Despite heightened partisanship in the U.S. Congress and constituencies split along ideological lines, congressional representatives frequently buck their parties and seldom do precisely what voters ask. In Personal Roots of Representation, Barry Burden challenges standard explanations of legislative preferences to emphasize the important role that personal influences play in representatives' voting behavior.
This timely book is the first to examine the extent to which the very same values, experiences, and interests that shape congressional members as individuals and guide their own life choices similarly shape their policymaking decisions. Burden takes a close look at legislative decision making in the areas of tobacco regulation, vouchers and school choice, and religion and bioethics. He finds that personal factors become more significant when legislators are acting proactively rather than reactively, grappling with specific policy issues, and defending rather than challenging the status quo. Marshaling both qualitative and quantitative evidence, Burden reveals that the personal roots of representatives' actions can be as influential as the usual suspects of partisanship and constituency--and that personal factors quite often have the greatest impact when the policymaking stakes are at their highest.
Personal Roots of Representation is a provocative book that raises pressing new questions about legislative discretion and the accountability of our elected officials.
"Burden has written an important book. He argues that the policy preferences of members of Congress are not necessarily determined by the preferences of their constituents and a member's desire to be reelected, but also by their personal beliefs and experiences."--S.Q. Kelly, Choice
"This is an impressive work. Burden's argument that ideology is important, but is not everything, is compelling. It does not tear down what we know but rather builds on the existing literature with a new take. What he gives us--that some issues may not reflect the standard left-right continuum, and that legislators' personal experiences and values come into play here--is both highly original and very important."--Eric M. Uslaner, University of Maryland

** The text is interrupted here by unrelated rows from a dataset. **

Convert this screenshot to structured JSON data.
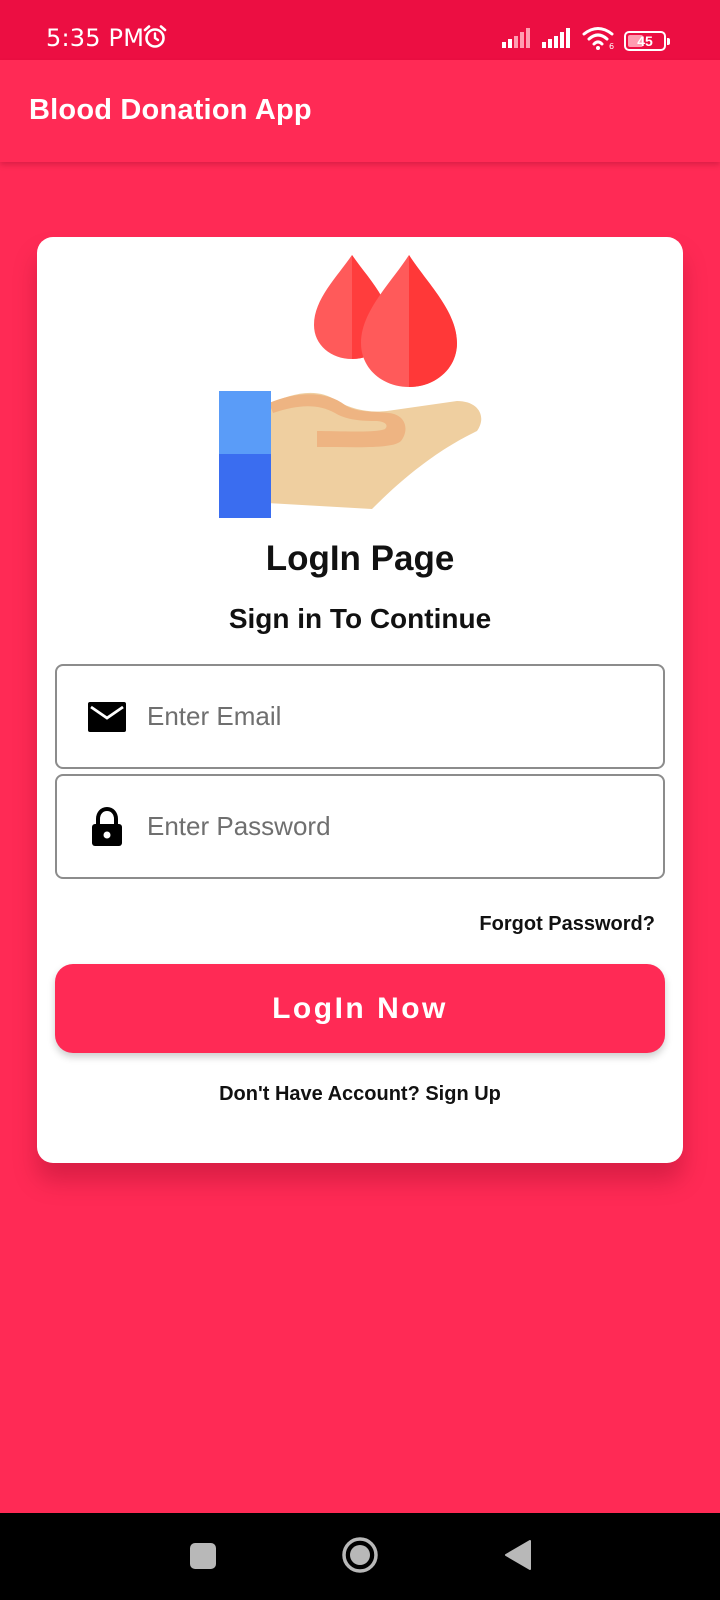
{
  "status_bar": {
    "time": "5:35 PM",
    "battery": "45",
    "icons": [
      "alarm-icon",
      "signal-icon",
      "signal-icon",
      "wifi-icon",
      "battery-icon"
    ]
  },
  "app_bar": {
    "title": "Blood Donation App"
  },
  "login": {
    "illustration": "blood-donation-hand-icon",
    "title": "LogIn Page",
    "subtitle": "Sign in To Continue",
    "email": {
      "value": "",
      "placeholder": "Enter Email",
      "icon": "email-icon"
    },
    "password": {
      "value": "",
      "placeholder": "Enter Password",
      "icon": "lock-icon"
    },
    "forgot_label": "Forgot Password?",
    "login_label": "LogIn Now",
    "signup_label": "Don't Have Account? Sign Up"
  },
  "nav_bar": {
    "icons": [
      "recent-apps-icon",
      "home-icon",
      "back-icon"
    ]
  },
  "colors": {
    "primary": "#FF2A55",
    "status_bar": "#EC0E42",
    "card": "#FFFFFF"
  }
}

"This book represents a major contribution to the study of legislative politics. Its purpose is to explore how legislators are influenced by their own personal backgrounds and experiences as they go about their legislative activities, including roll-call voting, floor speeches, and cosponsoring legislation. It will be widely read by legislative scholars and will influence how they think about the determinants of legislative behavior."--James Garand, Louisiana State University
Table of Contents:

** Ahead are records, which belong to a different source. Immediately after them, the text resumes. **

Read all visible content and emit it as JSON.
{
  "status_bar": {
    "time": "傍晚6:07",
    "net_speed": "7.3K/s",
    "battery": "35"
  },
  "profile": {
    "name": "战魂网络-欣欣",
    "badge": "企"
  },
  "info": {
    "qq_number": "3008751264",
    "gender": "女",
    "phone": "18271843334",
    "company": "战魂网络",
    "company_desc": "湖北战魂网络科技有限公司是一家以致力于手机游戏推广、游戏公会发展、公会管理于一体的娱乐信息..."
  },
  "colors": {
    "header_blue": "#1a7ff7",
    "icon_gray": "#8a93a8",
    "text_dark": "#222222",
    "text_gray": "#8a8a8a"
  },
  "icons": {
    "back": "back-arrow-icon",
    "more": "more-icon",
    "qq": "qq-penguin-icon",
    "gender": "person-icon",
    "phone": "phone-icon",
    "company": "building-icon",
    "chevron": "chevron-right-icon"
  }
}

List of Figures and Tables vii
Chapter One: Personal Roots of Representation 1
Chapter Two: A Theory of Legislative Preferences 14

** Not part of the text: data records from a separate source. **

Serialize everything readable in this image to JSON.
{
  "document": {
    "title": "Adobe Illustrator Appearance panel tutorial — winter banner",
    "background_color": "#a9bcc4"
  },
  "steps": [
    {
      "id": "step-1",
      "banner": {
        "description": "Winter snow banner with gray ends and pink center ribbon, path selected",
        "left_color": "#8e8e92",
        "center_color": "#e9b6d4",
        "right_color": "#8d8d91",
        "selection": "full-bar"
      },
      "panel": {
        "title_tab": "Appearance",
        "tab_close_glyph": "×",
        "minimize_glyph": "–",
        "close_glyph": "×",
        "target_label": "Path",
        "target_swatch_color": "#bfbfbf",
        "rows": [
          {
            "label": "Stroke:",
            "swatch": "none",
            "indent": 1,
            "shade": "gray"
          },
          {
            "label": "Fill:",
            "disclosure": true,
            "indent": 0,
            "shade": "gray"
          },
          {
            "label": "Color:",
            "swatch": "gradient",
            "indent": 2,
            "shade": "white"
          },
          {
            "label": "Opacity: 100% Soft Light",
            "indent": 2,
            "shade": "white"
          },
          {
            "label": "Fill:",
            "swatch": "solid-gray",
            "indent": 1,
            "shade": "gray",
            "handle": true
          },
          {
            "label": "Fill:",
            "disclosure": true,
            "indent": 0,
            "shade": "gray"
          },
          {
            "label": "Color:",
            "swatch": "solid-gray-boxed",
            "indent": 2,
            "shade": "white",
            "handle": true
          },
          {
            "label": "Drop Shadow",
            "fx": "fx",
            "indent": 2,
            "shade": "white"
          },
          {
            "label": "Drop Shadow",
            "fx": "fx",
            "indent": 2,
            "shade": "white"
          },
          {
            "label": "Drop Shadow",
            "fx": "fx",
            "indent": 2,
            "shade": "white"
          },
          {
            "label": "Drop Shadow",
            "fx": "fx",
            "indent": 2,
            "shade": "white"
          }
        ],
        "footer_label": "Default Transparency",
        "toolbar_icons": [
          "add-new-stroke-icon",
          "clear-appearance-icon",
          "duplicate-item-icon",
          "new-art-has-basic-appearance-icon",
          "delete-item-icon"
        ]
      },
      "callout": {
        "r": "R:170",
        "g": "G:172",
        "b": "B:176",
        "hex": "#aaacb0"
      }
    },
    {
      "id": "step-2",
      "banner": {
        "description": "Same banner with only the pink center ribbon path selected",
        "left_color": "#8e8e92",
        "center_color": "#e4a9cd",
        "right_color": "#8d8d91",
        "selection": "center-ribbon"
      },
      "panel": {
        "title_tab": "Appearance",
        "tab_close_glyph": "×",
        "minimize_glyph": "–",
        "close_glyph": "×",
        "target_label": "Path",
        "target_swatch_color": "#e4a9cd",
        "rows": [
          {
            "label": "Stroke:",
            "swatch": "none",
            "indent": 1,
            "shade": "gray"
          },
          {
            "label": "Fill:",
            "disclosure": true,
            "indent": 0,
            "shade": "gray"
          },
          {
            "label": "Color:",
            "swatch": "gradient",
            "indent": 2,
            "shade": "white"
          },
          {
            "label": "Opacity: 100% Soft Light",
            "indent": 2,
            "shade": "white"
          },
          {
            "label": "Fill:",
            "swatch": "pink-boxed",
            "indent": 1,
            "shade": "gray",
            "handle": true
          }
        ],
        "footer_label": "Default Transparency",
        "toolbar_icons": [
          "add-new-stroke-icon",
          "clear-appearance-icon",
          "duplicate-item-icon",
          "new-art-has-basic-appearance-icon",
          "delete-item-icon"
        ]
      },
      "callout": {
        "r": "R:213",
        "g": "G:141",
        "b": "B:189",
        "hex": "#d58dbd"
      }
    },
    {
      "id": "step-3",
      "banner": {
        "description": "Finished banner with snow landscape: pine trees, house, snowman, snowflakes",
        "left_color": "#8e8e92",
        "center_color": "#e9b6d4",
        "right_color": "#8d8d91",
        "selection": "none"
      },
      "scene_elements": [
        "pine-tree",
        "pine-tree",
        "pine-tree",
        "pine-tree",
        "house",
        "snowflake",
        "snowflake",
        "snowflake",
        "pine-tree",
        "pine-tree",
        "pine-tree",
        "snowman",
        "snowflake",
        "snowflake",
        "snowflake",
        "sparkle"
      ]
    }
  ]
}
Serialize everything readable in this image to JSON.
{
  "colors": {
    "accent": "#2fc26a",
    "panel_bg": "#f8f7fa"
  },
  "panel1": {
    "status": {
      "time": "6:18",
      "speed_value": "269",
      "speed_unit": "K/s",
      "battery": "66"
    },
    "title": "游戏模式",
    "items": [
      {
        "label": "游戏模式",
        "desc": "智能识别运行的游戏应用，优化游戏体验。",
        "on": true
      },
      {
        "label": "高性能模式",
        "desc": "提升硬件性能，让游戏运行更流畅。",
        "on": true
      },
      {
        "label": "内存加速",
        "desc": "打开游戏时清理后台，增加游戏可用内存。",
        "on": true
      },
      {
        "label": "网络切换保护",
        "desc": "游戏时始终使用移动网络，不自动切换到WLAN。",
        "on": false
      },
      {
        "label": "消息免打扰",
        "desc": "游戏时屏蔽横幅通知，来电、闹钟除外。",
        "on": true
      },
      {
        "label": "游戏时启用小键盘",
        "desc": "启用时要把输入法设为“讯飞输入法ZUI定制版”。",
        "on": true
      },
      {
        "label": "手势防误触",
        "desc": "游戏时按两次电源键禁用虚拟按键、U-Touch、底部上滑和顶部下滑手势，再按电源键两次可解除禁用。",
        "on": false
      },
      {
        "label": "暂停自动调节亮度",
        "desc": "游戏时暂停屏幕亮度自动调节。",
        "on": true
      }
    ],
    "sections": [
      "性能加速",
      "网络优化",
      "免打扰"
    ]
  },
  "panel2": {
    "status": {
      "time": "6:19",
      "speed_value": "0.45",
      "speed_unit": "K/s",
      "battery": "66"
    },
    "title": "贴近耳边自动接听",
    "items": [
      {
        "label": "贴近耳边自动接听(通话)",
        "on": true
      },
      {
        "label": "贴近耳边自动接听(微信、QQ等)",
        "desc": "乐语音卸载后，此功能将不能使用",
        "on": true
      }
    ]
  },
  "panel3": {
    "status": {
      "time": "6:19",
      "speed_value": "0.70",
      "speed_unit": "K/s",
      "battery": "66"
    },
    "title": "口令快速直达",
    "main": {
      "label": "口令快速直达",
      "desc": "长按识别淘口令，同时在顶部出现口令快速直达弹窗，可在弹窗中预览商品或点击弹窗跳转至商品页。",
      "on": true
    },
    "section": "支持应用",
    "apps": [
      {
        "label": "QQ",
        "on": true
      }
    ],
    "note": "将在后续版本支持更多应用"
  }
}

Chapter Three: Smoking and Tobacco Regulation 54
Chapter Four: Vouchers and School Choice 88
Chapter Five: Religion and Morality 112
Chapter Six: Conclusion 137